[Input material]
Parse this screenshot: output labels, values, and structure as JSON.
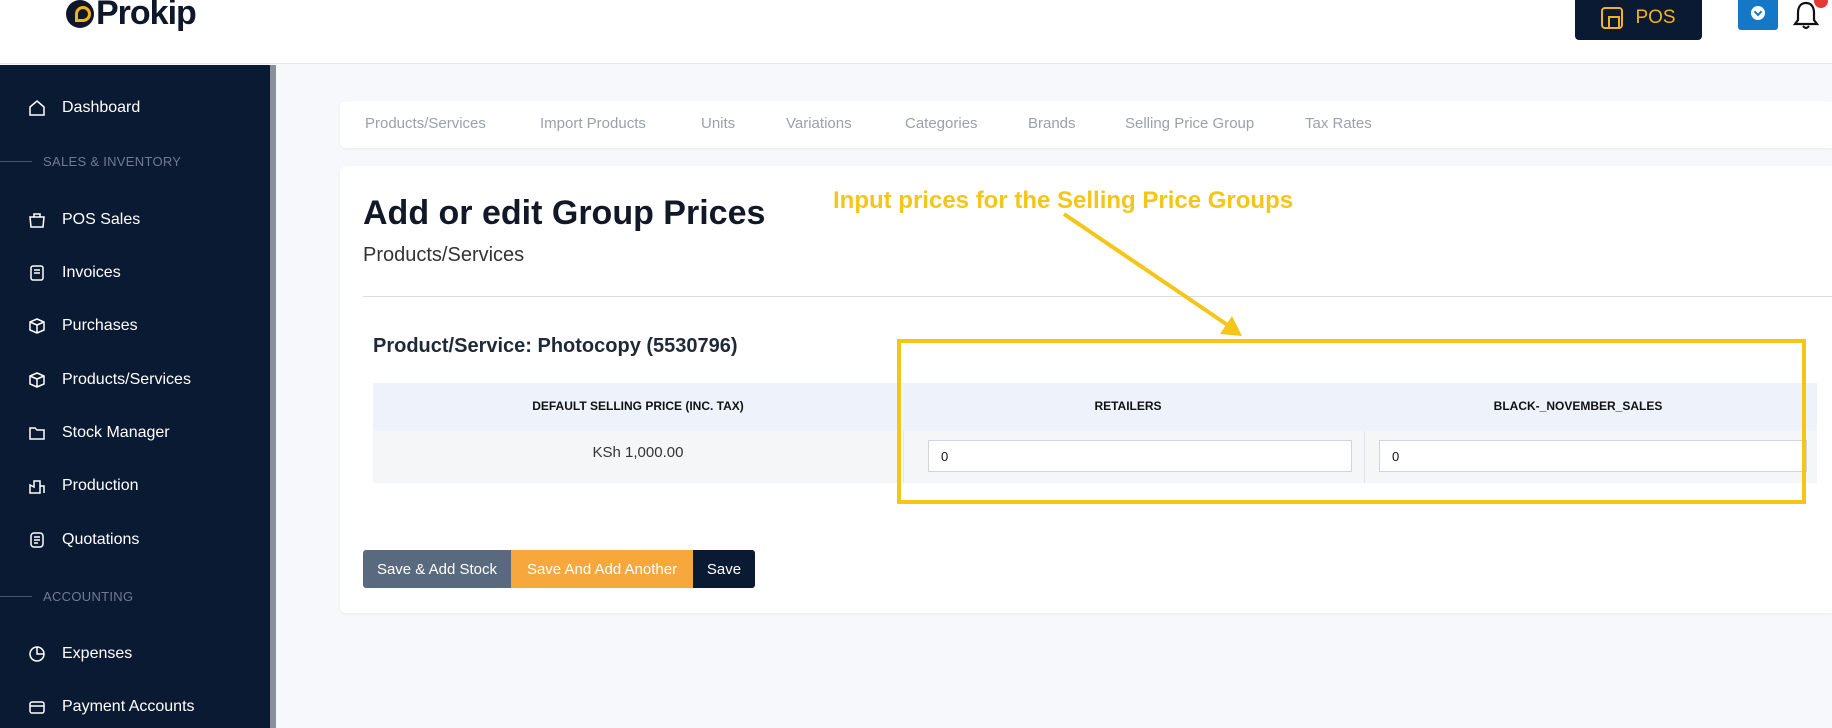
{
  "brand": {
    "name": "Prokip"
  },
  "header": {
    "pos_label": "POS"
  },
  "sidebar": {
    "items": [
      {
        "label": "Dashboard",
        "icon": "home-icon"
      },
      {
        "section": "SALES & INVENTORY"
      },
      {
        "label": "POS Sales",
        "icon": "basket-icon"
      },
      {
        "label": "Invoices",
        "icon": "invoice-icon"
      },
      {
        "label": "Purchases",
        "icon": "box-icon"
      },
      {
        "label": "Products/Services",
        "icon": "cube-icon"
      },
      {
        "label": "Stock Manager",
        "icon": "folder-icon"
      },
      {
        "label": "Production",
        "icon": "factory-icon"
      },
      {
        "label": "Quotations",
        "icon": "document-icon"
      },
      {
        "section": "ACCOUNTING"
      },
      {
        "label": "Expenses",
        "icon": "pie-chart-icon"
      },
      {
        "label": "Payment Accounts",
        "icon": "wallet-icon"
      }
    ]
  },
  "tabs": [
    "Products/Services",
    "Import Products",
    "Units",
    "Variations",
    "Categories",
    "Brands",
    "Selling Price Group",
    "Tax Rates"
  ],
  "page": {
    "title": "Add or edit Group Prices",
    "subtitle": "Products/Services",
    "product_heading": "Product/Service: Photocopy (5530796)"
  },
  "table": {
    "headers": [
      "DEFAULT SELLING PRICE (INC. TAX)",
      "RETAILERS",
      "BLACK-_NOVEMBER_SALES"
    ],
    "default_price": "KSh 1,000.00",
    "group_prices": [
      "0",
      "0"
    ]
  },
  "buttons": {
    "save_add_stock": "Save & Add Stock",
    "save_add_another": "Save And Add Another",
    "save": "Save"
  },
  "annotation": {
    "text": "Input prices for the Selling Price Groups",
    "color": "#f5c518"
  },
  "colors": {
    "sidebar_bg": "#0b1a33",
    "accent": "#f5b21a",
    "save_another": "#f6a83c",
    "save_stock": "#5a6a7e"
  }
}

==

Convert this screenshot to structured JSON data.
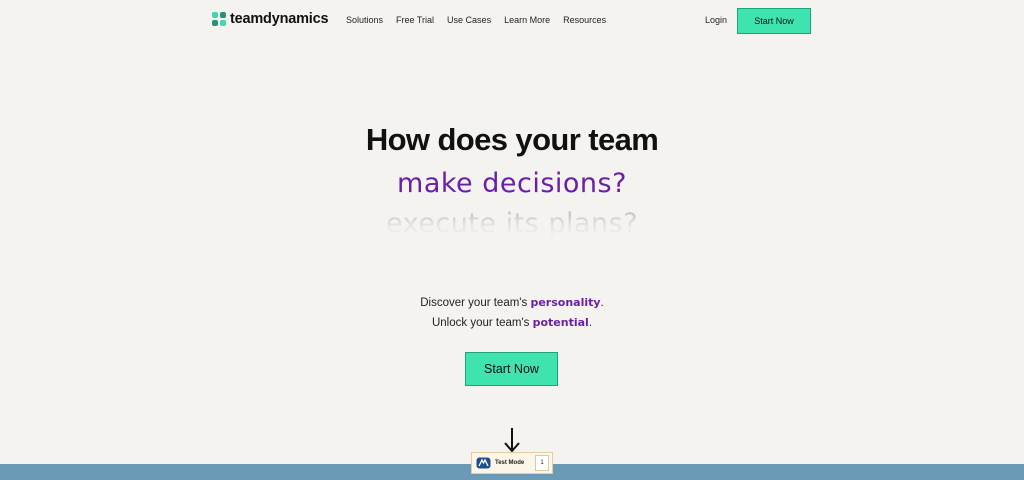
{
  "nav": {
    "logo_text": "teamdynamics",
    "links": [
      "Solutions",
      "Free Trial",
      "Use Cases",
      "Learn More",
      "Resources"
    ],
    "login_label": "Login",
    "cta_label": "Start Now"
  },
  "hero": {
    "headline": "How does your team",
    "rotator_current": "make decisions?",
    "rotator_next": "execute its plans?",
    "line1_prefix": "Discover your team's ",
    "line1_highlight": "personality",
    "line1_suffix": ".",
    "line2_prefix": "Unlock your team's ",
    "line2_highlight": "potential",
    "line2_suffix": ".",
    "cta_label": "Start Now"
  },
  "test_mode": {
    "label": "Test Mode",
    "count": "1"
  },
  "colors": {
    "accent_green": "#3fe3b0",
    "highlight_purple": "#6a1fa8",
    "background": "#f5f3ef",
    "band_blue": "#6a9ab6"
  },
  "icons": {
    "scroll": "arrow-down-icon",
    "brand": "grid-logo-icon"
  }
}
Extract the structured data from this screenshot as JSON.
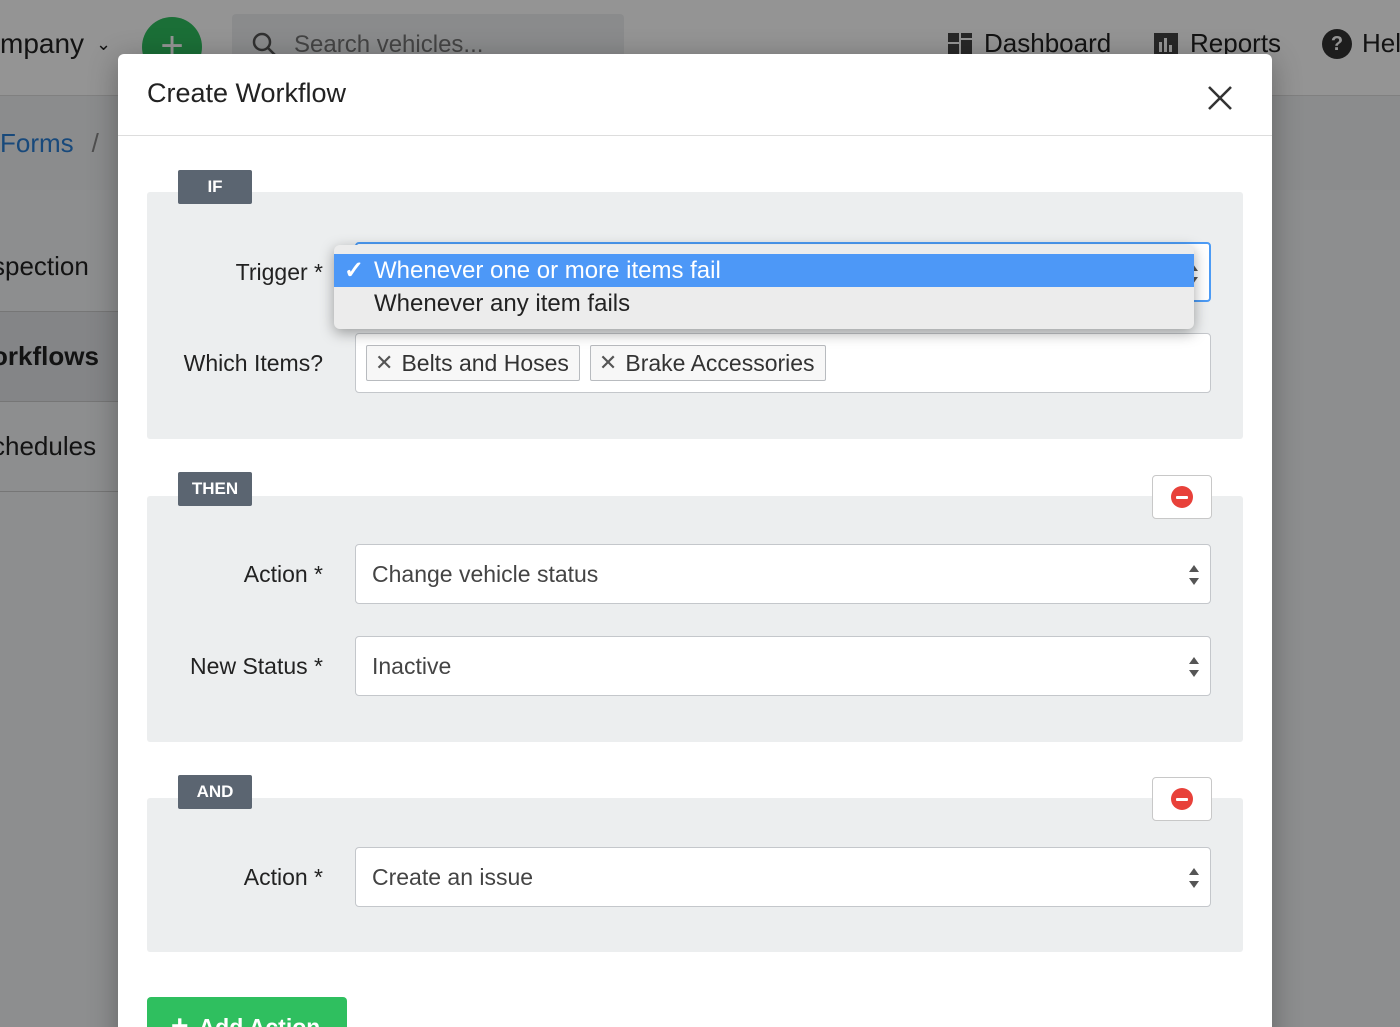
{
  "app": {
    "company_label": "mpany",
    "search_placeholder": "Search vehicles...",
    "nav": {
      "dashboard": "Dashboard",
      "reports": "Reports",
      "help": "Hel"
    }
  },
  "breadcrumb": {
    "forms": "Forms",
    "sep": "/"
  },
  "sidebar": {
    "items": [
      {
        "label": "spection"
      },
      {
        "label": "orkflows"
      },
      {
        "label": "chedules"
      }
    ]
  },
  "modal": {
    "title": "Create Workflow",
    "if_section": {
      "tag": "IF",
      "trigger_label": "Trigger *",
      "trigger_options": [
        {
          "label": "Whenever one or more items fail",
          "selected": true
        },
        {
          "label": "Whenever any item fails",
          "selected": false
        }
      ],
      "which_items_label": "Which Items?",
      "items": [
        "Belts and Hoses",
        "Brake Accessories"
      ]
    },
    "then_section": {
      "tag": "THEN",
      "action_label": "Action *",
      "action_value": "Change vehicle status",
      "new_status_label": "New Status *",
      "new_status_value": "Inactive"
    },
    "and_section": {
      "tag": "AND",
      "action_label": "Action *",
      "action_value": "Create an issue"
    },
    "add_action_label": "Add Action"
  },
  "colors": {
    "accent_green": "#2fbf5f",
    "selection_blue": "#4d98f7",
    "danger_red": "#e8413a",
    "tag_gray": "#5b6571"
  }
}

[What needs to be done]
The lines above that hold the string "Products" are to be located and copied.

[Answer section]
        "label": "Products/Services",
    "Products/Services",
    "Import Products",
    "subtitle": "Products/Services",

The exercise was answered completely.